27. In considering the available sanctions today, the Panel considered the options in ascending order of gravity in accordance with the HCPC Sanctions Policy. The Registrant’s decision not to engage in the review process means that it is not appropriate or proportionate to take no further action, particularly in view of seriousness of the misconduct found. The Panel next went on to consider a Caution Order and considered this entirely inappropriate in light of the fact that full insight has not been developed and the matter was not minor nor isolated in nature. The Panel then considered a Conditions of Practice Order. However, where there is no commitment from the Registrant to comply with conditions, it is not possible to identify workable and effective conditions. A Conditions of Practice Order is, therefore, not appropriate.
28. The Panel next considered imposition of a Suspension Order. In doing so the Panel also noted that sexual misconduct is identified as sufficiently serious in the HCPC Sanctions Policy such that a Striking-off Order could be justified. This Panel considered that a Striking-off Order might be appropriate, particularly where a Registrant has not engaged with the review process, and the risks identified have not been ameliorated.
29. Nevertheless, this Panel has taken careful note of the previous panel’s findings that the Registrant had shown some insight and taken remediative steps at the time of the original hearing. This was fundamental to their decision to impose a short-term suspension rather than a Striking-off Order. In circumstances where it has been identified that the conduct is remediable and some steps have already been taken in that regard, this Panel has decided that a further Suspension Order is appropriate to enable the Registrant to have a final opportunity to demonstrate further insight and remediation in respect of his misconduct.
30. Accordingly, this Panel has determined that it will impose a further Suspension Order for a period of six months. This is the least punitive Order, which could be imposed today, in accordance with the HCPC Sanctions Policy which also states that a Striking-off Order is a sanction of last resort. The Panel has decided that the fairest outcome today balancing the Registrant’s interests and the public interest is a Suspension Order. To impose a Striking-off Order today would be unduly punitive and disproportionate particularly in view of the mitigating features identified by the previous panel.

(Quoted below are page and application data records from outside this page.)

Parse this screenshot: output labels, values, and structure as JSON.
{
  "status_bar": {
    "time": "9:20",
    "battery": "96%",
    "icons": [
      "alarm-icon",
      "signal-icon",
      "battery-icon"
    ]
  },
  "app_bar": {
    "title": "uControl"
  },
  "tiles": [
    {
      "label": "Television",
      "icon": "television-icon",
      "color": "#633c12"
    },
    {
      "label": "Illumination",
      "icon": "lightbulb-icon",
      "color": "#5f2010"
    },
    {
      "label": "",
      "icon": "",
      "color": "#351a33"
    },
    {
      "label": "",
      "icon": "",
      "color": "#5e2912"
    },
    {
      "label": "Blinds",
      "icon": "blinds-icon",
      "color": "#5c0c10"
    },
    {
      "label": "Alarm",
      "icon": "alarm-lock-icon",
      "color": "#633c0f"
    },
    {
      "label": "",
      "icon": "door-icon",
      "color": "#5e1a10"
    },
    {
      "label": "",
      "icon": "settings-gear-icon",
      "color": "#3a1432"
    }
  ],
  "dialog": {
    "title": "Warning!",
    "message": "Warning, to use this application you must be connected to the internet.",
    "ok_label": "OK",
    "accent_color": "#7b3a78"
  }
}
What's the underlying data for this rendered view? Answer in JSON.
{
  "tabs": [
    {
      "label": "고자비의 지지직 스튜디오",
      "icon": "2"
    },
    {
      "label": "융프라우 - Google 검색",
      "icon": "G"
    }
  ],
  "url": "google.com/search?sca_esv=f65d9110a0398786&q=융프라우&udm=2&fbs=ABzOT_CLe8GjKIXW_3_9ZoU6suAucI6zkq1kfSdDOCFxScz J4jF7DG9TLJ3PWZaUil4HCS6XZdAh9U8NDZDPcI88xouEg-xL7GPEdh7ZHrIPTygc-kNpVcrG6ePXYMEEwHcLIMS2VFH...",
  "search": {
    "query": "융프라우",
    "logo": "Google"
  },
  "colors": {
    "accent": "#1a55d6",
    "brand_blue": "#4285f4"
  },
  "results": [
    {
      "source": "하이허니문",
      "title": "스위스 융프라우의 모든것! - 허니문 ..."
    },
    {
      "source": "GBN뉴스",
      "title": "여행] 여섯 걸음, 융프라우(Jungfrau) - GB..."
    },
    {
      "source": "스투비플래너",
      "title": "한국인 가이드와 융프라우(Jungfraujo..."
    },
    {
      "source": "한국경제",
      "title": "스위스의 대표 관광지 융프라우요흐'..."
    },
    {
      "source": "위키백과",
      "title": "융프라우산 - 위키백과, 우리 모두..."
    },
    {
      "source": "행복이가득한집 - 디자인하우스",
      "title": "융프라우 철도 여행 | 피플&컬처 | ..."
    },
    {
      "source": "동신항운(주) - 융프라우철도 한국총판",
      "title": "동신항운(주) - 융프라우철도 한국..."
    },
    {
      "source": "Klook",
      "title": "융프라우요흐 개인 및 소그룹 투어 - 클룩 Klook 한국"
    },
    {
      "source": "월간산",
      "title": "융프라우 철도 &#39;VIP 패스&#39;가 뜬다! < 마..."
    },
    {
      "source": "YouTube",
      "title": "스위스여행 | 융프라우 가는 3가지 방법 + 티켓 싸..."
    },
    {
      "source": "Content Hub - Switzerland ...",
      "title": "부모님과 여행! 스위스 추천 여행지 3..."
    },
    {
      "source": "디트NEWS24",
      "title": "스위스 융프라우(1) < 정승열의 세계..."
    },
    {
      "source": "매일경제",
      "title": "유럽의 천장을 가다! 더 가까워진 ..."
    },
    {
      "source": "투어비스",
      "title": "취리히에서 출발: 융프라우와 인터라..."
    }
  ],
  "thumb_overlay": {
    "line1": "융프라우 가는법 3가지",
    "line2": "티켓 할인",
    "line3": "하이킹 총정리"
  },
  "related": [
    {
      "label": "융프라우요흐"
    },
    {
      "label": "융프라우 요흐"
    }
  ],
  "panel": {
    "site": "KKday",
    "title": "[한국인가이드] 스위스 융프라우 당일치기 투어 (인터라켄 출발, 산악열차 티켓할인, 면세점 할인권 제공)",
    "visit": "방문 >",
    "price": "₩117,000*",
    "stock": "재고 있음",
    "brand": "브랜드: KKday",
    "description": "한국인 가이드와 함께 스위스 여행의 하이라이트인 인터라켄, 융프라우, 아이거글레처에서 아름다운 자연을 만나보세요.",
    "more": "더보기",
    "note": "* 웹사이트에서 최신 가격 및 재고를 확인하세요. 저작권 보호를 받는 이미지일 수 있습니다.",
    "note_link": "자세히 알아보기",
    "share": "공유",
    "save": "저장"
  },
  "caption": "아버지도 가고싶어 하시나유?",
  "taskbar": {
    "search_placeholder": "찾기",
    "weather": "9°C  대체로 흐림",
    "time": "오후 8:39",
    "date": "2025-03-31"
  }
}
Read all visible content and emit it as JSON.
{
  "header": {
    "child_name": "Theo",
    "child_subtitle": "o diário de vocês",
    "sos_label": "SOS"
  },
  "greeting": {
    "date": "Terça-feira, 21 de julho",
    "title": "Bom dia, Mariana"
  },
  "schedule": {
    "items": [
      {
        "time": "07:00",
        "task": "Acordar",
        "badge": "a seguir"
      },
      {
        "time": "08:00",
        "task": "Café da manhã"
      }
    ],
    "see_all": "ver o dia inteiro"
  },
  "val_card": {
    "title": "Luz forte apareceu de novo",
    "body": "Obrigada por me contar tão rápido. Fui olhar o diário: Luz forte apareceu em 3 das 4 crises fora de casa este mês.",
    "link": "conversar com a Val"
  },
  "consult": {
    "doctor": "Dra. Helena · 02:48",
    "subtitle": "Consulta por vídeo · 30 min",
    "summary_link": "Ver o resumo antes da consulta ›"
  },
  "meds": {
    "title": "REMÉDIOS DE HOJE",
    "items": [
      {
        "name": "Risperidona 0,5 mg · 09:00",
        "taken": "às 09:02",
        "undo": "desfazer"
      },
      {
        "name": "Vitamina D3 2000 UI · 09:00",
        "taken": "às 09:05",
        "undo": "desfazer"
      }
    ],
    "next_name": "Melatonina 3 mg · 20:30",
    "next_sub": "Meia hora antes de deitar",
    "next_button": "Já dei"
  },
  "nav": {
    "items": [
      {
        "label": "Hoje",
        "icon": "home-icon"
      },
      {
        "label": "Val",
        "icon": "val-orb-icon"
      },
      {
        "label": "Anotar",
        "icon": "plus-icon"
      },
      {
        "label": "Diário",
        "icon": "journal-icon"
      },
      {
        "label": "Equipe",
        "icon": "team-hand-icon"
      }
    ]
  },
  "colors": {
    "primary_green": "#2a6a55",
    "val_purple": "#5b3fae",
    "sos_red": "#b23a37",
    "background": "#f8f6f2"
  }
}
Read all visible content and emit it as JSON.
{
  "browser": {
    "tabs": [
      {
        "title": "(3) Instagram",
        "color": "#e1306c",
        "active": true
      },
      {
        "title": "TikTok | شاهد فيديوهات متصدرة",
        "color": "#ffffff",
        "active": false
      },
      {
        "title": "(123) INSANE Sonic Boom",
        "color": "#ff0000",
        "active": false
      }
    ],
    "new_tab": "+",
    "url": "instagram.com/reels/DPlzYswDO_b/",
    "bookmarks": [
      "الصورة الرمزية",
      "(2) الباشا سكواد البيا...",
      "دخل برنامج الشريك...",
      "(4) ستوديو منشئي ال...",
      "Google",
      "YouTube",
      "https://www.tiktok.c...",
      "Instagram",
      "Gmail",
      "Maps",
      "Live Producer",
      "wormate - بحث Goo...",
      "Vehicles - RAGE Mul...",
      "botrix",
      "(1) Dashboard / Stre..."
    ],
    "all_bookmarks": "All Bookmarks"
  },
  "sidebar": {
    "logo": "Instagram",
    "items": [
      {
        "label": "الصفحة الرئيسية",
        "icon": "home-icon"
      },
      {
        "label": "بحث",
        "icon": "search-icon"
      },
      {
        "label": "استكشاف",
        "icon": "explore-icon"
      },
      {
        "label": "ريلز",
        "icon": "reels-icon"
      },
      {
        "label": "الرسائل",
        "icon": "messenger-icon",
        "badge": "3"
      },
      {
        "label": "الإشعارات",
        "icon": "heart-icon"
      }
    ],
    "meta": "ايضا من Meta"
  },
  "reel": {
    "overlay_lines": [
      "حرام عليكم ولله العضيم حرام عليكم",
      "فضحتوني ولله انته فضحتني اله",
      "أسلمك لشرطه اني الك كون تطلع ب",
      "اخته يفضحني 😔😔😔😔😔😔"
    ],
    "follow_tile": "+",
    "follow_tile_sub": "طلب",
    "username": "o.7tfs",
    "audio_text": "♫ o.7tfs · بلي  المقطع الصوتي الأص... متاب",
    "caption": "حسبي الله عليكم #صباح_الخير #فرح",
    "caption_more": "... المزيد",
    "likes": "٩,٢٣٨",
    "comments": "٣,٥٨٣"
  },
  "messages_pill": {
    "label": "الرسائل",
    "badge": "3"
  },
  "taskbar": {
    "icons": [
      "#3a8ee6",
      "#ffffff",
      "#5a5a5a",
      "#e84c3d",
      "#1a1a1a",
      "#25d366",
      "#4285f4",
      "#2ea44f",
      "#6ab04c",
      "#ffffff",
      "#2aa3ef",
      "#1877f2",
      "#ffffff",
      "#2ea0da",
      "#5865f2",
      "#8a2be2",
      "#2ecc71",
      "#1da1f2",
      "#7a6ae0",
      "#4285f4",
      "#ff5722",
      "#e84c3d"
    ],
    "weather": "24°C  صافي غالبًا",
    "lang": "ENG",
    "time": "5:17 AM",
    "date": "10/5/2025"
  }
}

31. This Order will be reviewed before it expires. A future reviewing panel may be assisted by cogent and complete evidence of further insight developed by the Registrant and further remediative steps undertaken. The Registrant should be aware that if such actions are not undertaken a future panel might consider imposing a Striking-off Order.
The Registrar is directed to extend the current Suspension Order for a further period of 6 months on the expiry of the existing order.
No notes available
History of Hearings for Mr Graham K Henthorne
|Outcomes / Status
|Conduct and Competence Committee
|Conduct and Competence Committee
|Conduct and Competence Committee
|Conduct and Competence Committee
|Adjourned part heard